Innovance Sticks With Tradition, Asks Strategic Investors To Hold Off

Holding firm in its decision to preclude interested strategic investors from participating in its second round of venture capital financing, Innovance Networks recently managed to net $75 million from a syndicate of private equity firms known for their industry expertise.

Morgenthaler Ventures and Thomas Weisel Partners co-led the transaction and each received a board seat with the Piscataway, N.J.-based optical networking company. Menlo Park, Calif.’s Morgenthaler has carved out a name for itself in the communications technology sector with stakes in companies like laser maker Agility Communications and components manufacturer Lightwave Microsystems.
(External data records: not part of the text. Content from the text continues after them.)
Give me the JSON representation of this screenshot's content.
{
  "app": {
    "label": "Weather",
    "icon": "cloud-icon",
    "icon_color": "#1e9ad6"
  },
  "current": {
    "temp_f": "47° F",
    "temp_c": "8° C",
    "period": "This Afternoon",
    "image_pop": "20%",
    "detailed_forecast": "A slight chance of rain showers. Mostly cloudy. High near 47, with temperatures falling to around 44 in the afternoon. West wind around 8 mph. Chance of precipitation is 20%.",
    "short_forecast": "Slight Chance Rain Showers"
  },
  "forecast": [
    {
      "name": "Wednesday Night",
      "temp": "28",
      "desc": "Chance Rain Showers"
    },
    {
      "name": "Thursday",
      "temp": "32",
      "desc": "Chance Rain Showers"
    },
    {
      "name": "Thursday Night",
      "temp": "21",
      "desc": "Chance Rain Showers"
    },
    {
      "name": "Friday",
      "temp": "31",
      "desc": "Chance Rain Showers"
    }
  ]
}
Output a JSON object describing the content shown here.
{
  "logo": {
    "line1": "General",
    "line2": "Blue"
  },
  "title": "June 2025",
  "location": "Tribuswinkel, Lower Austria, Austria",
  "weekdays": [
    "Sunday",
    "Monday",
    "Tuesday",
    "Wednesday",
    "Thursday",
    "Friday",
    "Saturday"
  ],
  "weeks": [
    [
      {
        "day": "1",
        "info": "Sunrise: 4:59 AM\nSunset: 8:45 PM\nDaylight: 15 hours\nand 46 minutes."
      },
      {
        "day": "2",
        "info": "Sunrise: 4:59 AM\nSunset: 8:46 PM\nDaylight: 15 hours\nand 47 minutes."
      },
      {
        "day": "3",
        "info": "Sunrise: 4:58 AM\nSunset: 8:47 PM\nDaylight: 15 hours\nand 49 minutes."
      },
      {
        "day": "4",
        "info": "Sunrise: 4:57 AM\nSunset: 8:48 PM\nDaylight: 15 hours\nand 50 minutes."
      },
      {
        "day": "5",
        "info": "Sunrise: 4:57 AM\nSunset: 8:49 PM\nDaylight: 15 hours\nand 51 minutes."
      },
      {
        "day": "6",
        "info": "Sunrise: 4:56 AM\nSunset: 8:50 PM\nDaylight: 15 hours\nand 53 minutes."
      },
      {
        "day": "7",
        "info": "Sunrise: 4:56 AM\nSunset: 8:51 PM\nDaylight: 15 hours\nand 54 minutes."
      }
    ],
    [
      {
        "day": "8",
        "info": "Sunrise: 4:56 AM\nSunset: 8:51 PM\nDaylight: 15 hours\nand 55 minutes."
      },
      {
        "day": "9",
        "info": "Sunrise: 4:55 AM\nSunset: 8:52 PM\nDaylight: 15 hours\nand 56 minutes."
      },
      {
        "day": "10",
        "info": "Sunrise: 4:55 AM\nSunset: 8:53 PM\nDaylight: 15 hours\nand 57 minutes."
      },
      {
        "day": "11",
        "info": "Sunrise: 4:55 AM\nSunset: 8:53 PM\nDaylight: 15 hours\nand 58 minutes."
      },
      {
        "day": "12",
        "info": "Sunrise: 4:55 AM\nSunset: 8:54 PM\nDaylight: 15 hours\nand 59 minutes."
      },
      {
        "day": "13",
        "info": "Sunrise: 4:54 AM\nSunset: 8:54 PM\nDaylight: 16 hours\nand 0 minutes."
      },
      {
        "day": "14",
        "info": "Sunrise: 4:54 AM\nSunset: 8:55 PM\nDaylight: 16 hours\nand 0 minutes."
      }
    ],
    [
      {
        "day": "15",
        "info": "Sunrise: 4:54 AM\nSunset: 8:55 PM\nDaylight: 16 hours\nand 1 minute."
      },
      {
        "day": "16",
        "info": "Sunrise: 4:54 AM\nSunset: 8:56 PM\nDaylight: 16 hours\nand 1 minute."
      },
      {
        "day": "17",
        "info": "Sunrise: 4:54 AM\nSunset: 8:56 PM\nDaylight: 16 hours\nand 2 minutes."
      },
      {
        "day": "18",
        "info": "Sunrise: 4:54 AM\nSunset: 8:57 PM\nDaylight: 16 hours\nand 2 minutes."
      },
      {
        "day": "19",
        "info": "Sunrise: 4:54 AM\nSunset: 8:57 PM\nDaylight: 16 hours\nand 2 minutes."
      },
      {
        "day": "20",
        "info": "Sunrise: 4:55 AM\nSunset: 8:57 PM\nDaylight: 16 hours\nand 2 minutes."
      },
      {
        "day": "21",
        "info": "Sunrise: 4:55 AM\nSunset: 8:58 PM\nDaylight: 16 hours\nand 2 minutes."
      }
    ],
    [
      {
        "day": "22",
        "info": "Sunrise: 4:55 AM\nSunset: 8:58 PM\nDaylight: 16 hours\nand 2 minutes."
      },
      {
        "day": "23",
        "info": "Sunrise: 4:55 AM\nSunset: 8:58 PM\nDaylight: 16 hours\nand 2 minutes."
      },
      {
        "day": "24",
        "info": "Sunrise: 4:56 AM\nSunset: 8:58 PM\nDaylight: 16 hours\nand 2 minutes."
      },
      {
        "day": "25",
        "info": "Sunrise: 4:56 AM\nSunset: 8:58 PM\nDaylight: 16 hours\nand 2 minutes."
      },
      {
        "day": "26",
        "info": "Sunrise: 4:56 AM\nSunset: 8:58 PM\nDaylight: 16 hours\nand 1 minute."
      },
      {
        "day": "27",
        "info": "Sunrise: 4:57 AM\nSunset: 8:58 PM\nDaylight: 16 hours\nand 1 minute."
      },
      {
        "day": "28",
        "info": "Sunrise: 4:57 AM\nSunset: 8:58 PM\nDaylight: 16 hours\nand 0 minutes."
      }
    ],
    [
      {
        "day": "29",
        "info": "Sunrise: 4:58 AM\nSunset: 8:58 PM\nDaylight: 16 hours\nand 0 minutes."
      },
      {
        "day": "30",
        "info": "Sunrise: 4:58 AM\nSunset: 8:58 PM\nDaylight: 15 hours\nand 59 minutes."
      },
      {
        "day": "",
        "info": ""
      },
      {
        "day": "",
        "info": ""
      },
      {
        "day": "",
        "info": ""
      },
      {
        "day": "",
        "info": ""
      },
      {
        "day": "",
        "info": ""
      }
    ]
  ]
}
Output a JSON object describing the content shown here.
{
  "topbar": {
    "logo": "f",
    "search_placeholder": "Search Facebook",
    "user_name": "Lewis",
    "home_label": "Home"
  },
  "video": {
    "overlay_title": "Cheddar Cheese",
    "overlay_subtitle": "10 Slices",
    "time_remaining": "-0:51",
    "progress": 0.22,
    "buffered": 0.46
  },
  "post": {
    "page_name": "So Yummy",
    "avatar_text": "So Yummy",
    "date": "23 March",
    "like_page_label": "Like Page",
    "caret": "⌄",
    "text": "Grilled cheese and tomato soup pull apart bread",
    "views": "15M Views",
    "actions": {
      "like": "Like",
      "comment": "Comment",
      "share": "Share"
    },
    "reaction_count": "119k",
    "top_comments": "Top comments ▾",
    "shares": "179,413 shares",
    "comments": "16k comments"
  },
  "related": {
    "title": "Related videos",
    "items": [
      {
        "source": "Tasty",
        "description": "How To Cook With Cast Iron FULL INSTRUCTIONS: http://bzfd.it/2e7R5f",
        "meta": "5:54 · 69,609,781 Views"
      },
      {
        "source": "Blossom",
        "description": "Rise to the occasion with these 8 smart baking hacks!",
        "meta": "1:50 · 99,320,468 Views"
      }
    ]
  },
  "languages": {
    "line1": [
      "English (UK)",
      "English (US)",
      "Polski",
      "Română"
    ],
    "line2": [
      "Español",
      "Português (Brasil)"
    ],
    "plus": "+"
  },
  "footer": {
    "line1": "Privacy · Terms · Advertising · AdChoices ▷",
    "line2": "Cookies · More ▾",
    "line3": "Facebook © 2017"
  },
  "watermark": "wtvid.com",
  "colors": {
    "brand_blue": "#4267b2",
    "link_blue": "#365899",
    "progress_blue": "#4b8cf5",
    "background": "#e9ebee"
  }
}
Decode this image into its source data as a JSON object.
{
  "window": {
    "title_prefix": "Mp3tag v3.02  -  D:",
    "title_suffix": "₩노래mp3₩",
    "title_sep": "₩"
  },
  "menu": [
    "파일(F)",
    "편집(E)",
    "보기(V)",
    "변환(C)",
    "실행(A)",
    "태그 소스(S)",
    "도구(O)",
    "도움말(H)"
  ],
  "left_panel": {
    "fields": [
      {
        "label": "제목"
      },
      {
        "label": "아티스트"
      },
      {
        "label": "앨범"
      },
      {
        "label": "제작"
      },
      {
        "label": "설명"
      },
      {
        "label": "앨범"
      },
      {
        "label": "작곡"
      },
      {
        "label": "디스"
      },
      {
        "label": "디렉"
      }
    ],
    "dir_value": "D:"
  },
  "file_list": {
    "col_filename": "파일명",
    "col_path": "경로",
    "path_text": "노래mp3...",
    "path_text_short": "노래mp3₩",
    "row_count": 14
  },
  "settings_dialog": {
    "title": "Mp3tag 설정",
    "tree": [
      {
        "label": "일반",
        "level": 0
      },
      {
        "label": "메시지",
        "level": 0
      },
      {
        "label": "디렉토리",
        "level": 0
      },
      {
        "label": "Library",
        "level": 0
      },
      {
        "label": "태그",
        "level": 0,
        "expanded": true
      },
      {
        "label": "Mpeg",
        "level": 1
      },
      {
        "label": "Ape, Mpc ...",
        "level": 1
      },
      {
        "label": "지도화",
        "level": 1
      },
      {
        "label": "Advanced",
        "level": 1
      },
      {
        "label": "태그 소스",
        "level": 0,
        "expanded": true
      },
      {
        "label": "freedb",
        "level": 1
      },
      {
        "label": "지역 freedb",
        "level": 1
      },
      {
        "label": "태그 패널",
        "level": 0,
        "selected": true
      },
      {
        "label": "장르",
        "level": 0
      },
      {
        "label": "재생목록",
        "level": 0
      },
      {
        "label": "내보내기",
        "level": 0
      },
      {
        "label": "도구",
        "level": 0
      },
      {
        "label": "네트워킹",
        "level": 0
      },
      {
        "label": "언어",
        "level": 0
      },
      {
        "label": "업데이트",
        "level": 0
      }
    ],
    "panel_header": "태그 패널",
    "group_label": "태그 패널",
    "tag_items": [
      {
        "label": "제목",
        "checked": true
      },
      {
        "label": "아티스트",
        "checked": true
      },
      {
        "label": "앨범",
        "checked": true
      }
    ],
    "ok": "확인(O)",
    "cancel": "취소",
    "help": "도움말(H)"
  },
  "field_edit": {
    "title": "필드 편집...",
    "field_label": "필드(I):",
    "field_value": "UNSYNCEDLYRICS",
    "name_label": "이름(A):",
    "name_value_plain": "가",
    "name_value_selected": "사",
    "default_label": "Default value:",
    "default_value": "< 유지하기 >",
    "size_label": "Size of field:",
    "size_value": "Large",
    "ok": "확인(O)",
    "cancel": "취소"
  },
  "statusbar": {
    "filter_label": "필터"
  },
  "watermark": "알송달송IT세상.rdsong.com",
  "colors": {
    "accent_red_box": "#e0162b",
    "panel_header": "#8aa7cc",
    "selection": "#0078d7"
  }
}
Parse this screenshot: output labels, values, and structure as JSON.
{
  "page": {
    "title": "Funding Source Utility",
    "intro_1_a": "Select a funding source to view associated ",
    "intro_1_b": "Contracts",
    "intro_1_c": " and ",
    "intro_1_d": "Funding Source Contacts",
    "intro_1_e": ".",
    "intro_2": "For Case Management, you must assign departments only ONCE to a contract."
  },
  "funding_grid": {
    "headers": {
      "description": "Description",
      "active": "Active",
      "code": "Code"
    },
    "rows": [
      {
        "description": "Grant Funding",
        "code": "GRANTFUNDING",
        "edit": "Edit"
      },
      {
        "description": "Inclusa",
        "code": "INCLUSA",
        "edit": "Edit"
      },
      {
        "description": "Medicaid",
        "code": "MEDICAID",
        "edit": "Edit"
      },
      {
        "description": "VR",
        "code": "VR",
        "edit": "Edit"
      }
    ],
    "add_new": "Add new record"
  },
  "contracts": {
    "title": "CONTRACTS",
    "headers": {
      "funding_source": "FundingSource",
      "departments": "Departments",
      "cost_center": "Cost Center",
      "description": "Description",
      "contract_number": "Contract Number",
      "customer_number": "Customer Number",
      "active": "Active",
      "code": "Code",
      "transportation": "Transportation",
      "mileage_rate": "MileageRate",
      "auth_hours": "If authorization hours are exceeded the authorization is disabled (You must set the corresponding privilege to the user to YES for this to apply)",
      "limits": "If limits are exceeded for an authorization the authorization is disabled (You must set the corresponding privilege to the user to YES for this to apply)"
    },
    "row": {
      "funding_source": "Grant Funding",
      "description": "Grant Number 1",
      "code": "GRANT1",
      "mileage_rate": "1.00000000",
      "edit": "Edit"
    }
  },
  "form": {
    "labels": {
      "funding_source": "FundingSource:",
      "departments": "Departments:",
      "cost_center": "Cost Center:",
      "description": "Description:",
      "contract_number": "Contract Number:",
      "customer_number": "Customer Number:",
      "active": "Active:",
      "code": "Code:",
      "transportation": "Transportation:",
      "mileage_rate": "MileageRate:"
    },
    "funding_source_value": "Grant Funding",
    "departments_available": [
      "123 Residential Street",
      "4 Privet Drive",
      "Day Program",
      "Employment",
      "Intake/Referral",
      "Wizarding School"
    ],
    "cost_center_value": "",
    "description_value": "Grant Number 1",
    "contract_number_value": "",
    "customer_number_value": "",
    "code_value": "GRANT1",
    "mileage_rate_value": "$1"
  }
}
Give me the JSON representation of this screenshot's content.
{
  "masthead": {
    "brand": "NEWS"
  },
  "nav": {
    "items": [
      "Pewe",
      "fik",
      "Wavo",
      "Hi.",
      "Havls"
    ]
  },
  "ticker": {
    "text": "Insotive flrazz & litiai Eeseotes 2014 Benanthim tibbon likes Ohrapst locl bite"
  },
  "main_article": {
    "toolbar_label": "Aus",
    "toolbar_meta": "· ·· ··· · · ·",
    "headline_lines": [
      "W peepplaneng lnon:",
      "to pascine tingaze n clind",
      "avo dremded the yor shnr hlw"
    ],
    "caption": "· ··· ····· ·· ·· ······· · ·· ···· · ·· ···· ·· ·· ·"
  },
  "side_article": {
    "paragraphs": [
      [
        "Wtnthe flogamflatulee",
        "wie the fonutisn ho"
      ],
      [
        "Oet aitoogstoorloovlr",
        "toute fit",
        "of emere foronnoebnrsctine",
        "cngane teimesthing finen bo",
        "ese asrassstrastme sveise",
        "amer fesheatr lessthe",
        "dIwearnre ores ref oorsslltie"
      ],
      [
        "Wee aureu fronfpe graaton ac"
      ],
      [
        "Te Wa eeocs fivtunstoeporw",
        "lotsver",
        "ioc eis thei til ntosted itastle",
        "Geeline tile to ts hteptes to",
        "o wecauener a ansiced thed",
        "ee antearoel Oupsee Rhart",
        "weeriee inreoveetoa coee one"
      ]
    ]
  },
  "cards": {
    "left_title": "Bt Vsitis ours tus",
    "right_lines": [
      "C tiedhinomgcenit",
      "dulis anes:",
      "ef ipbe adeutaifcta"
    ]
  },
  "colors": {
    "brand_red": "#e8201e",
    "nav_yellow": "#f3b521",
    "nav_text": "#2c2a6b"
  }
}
San Francisco-based Thomas Weisel, on the other hand, has concentrated almost 30% of its $1.3 billion portfolio in communications equipment and infrastructure software companies such as Convergent Networks Inc. and Luminous Networks Inc.

Additional participants in the Series B deal included Banc of America and KPL Ventures, a fund backed by former JDS Uniphase Chief Executive Kevin Kalkhoven. Azure Capital Partners, which seeded Innovance with a $20 million investment in May, maintained its pro rata position.

“Each of these partners brought something unique – contacts within the industry or expertise to develop an ecosystem of components or how to bring the company to market,” said Wayne Edmunds, chief financial officer with Innovance.

Wait Two Years

Strategic investors – optical components suppliers, for example – were noticeably absent from the deal. The round was oversubscribed, and the company eliminated all strategic backers from the bidding.

“We postponed any decision on strategic investors to allow the product to develop a little bit and to avoid natural conflicts,” Edmunds said. “It would have been difficult to leave someone out. We agreed to reevaluate for the next round of financing.”

Those investors, however, may have a while to wait. With $95 million of venture backing, the company is capitalized through an expected 2002 product launch. Edmunds said the company would not dip back into the private equity markets before that event.

For 2001, the company expects to complete the build-out of its research and engineering teams in Piscataway and Ottawa, Canada, to complete development work before the product goes to market. Before 2002, the company will have completed a proof-of-concept trial and have begun lab tests with at least one or two potential customers.

Customers for this developer of transport equipment for core applications include interexchange carriers with large-scale bandwidth needs, delivering photonic bandwidth solutions for global backbone and regional network service providers.